**Required action:** Should any entry hold a picture, omit that picture and copy the rest of the entry exactly.

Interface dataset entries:
Content starts

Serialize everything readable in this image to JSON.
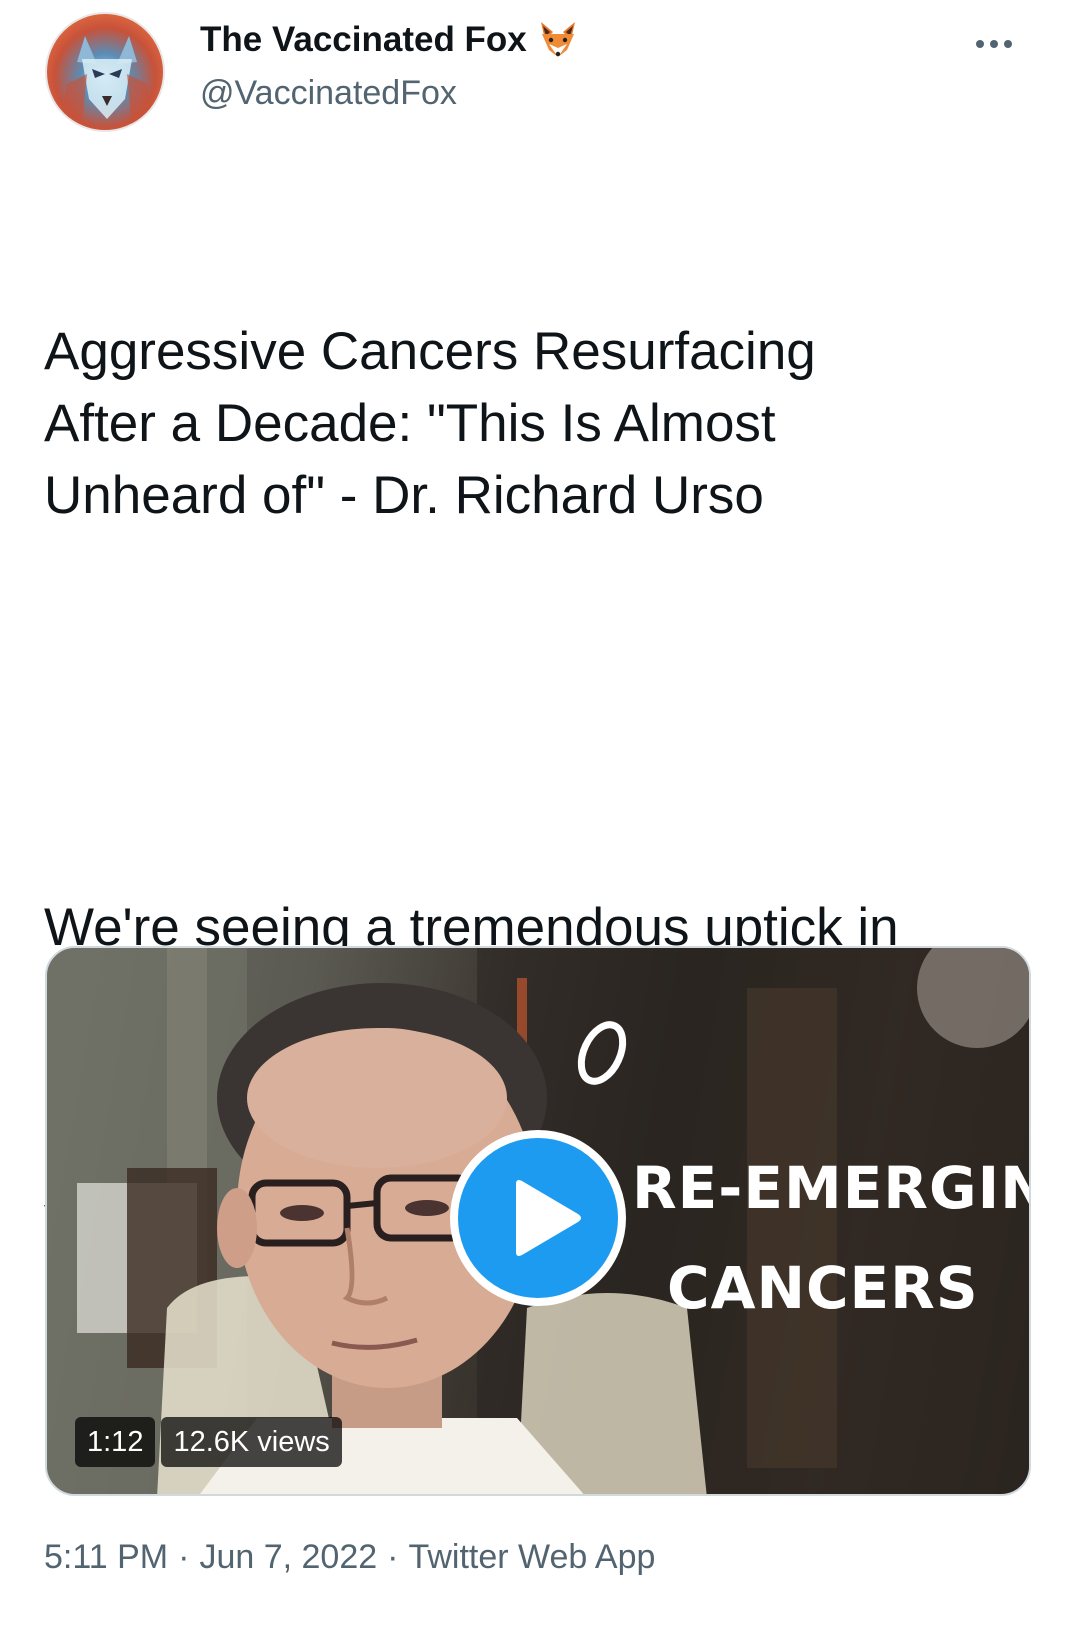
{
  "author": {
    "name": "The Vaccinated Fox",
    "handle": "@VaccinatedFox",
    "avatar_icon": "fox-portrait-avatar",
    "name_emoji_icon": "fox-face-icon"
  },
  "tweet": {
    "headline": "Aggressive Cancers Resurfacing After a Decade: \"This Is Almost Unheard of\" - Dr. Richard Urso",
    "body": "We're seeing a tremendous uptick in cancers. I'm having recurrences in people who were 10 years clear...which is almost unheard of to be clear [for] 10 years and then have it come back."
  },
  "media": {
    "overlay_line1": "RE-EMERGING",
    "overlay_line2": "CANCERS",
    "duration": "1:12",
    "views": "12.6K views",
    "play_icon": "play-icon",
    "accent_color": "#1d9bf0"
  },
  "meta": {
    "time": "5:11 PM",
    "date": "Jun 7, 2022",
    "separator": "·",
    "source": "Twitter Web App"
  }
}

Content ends

**Answer space:**
Serialize everything readable in this image to JSON.
{
  "author": {
    "name": "The Vaccinated Fox",
    "handle": "@VaccinatedFox",
    "avatar_icon": "fox-portrait-avatar",
    "name_emoji_icon": "fox-face-icon"
  },
  "tweet": {
    "headline": "Aggressive Cancers Resurfacing After a Decade: \"This Is Almost Unheard of\" - Dr. Richard Urso",
    "body": "We're seeing a tremendous uptick in cancers. I'm having recurrences in people who were 10 years clear...which is almost unheard of to be clear [for] 10 years and then have it come back."
  },
  "media": {
    "overlay_line1": "RE-EMERGING",
    "overlay_line2": "CANCERS",
    "duration": "1:12",
    "views": "12.6K views",
    "play_icon": "play-icon",
    "accent_color": "#1d9bf0"
  },
  "meta": {
    "time": "5:11 PM",
    "date": "Jun 7, 2022",
    "separator": "·",
    "source": "Twitter Web App"
  }
}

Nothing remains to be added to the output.